# ASSIGNMENT
Could the listing be repeated exactly, with every picture dropped?

# SOURCE INFORMATION
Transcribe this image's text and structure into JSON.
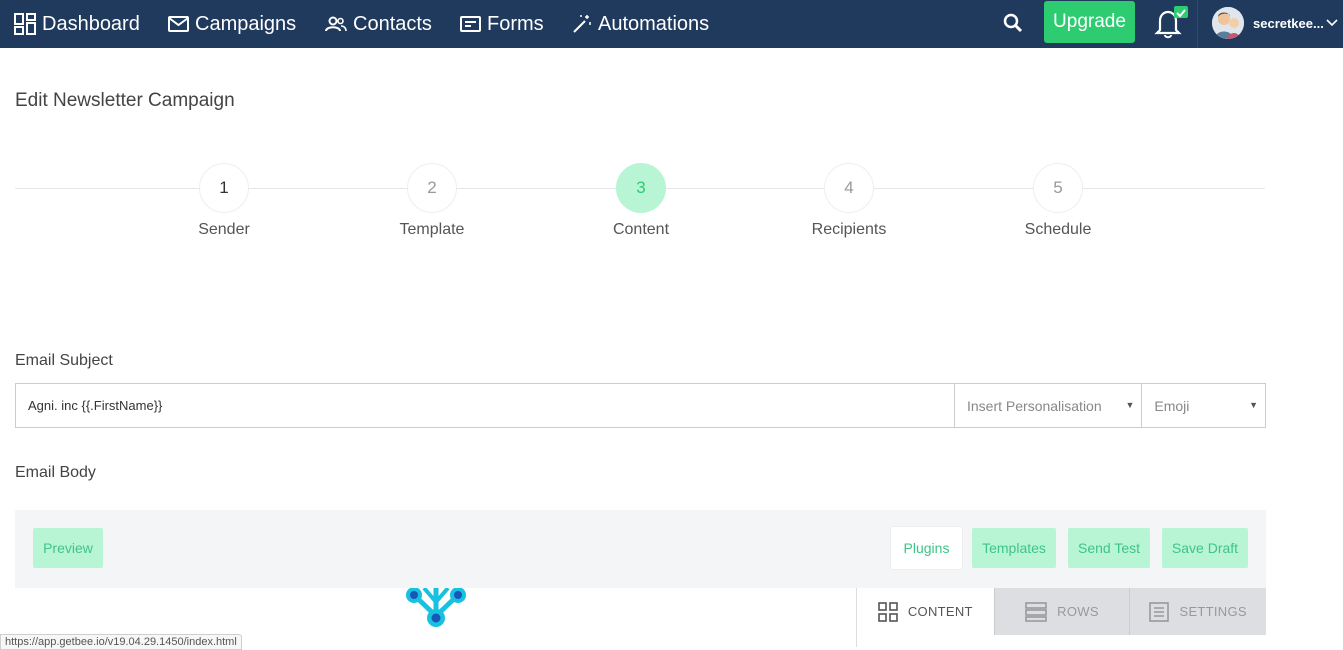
{
  "nav": {
    "items": [
      {
        "label": "Dashboard",
        "icon": "dashboard-icon"
      },
      {
        "label": "Campaigns",
        "icon": "envelope-icon"
      },
      {
        "label": "Contacts",
        "icon": "users-icon"
      },
      {
        "label": "Forms",
        "icon": "form-icon"
      },
      {
        "label": "Automations",
        "icon": "magic-wand-icon"
      }
    ],
    "upgrade_label": "Upgrade",
    "user_name": "secretkee...",
    "colors": {
      "bar": "#1f3a5c",
      "upgrade": "#2ecc71"
    }
  },
  "page": {
    "title": "Edit Newsletter Campaign"
  },
  "stepper": {
    "steps": [
      {
        "number": "1",
        "label": "Sender",
        "state": "done"
      },
      {
        "number": "2",
        "label": "Template",
        "state": "pending"
      },
      {
        "number": "3",
        "label": "Content",
        "state": "active"
      },
      {
        "number": "4",
        "label": "Recipients",
        "state": "pending"
      },
      {
        "number": "5",
        "label": "Schedule",
        "state": "pending"
      }
    ],
    "active_color": "#b8f5d4"
  },
  "subject": {
    "label": "Email Subject",
    "value": "Agni. inc {{.FirstName}}",
    "personalisation_label": "Insert Personalisation",
    "emoji_label": "Emoji"
  },
  "body": {
    "label": "Email Body",
    "toolbar": {
      "preview": "Preview",
      "plugins": "Plugins",
      "templates": "Templates",
      "send_test": "Send Test",
      "save_draft": "Save Draft"
    },
    "side_tabs": {
      "content": "CONTENT",
      "rows": "ROWS",
      "settings": "SETTINGS"
    }
  },
  "status_bar": {
    "url": "https://app.getbee.io/v19.04.29.1450/index.html"
  }
}
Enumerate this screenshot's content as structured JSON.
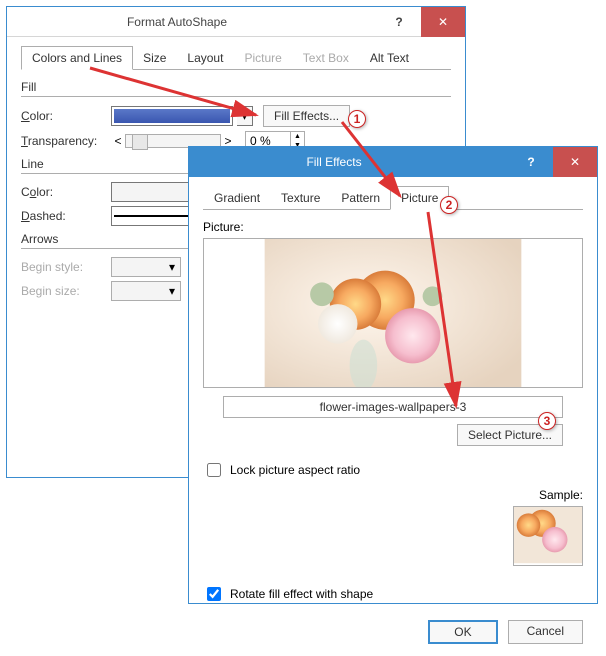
{
  "dialog1": {
    "title": "Format AutoShape",
    "help": "?",
    "close": "✕",
    "tabs": {
      "colors_lines": "Colors and Lines",
      "size": "Size",
      "layout": "Layout",
      "picture": "Picture",
      "textbox": "Text Box",
      "alttext": "Alt Text"
    },
    "sections": {
      "fill": "Fill",
      "line": "Line",
      "arrows": "Arrows"
    },
    "labels": {
      "color": "Color:",
      "transparency": "Transparency:",
      "dashed": "Dashed:",
      "begin_style": "Begin style:",
      "begin_size": "Begin size:"
    },
    "fill_effects_btn": "Fill Effects...",
    "transparency_value": "0 %",
    "fill_color": "#4a66ba",
    "slider_left": "<",
    "slider_right": ">"
  },
  "dialog2": {
    "title": "Fill Effects",
    "help": "?",
    "close": "✕",
    "tabs": {
      "gradient": "Gradient",
      "texture": "Texture",
      "pattern": "Pattern",
      "picture": "Picture"
    },
    "picture_label": "Picture:",
    "picture_name": "flower-images-wallpapers-3",
    "select_picture_btn": "Select Picture...",
    "lock_aspect": "Lock picture aspect ratio",
    "sample_label": "Sample:",
    "rotate_fill": "Rotate fill effect with shape",
    "rotate_checked": true,
    "ok": "OK",
    "cancel": "Cancel"
  },
  "callouts": {
    "c1": "1",
    "c2": "2",
    "c3": "3"
  }
}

# WRITTEN SOLUTION
Transcribe this image's text and structure into JSON.
{
  "nav": {
    "items": [
      {
        "label": "Dashboard",
        "icon": "dashboard-icon"
      },
      {
        "label": "Campaigns",
        "icon": "envelope-icon"
      },
      {
        "label": "Contacts",
        "icon": "users-icon"
      },
      {
        "label": "Forms",
        "icon": "form-icon"
      },
      {
        "label": "Automations",
        "icon": "magic-wand-icon"
      }
    ],
    "upgrade_label": "Upgrade",
    "user_name": "secretkee...",
    "colors": {
      "bar": "#1f3a5c",
      "upgrade": "#2ecc71"
    }
  },
  "page": {
    "title": "Edit Newsletter Campaign"
  },
  "stepper": {
    "steps": [
      {
        "number": "1",
        "label": "Sender",
        "state": "done"
      },
      {
        "number": "2",
        "label": "Template",
        "state": "pending"
      },
      {
        "number": "3",
        "label": "Content",
        "state": "active"
      },
      {
        "number": "4",
        "label": "Recipients",
        "state": "pending"
      },
      {
        "number": "5",
        "label": "Schedule",
        "state": "pending"
      }
    ],
    "active_color": "#b8f5d4"
  },
  "subject": {
    "label": "Email Subject",
    "value": "Agni. inc {{.FirstName}}",
    "personalisation_label": "Insert Personalisation",
    "emoji_label": "Emoji"
  },
  "body": {
    "label": "Email Body",
    "toolbar": {
      "preview": "Preview",
      "plugins": "Plugins",
      "templates": "Templates",
      "send_test": "Send Test",
      "save_draft": "Save Draft"
    },
    "side_tabs": {
      "content": "CONTENT",
      "rows": "ROWS",
      "settings": "SETTINGS"
    }
  },
  "status_bar": {
    "url": "https://app.getbee.io/v19.04.29.1450/index.html"
  }
}
Enumerate this screenshot's content as structured JSON.
{
  "dialog1": {
    "title": "Format AutoShape",
    "help": "?",
    "close": "✕",
    "tabs": {
      "colors_lines": "Colors and Lines",
      "size": "Size",
      "layout": "Layout",
      "picture": "Picture",
      "textbox": "Text Box",
      "alttext": "Alt Text"
    },
    "sections": {
      "fill": "Fill",
      "line": "Line",
      "arrows": "Arrows"
    },
    "labels": {
      "color": "Color:",
      "transparency": "Transparency:",
      "dashed": "Dashed:",
      "begin_style": "Begin style:",
      "begin_size": "Begin size:"
    },
    "fill_effects_btn": "Fill Effects...",
    "transparency_value": "0 %",
    "fill_color": "#4a66ba",
    "slider_left": "<",
    "slider_right": ">"
  },
  "dialog2": {
    "title": "Fill Effects",
    "help": "?",
    "close": "✕",
    "tabs": {
      "gradient": "Gradient",
      "texture": "Texture",
      "pattern": "Pattern",
      "picture": "Picture"
    },
    "picture_label": "Picture:",
    "picture_name": "flower-images-wallpapers-3",
    "select_picture_btn": "Select Picture...",
    "lock_aspect": "Lock picture aspect ratio",
    "sample_label": "Sample:",
    "rotate_fill": "Rotate fill effect with shape",
    "rotate_checked": true,
    "ok": "OK",
    "cancel": "Cancel"
  },
  "callouts": {
    "c1": "1",
    "c2": "2",
    "c3": "3"
  }
}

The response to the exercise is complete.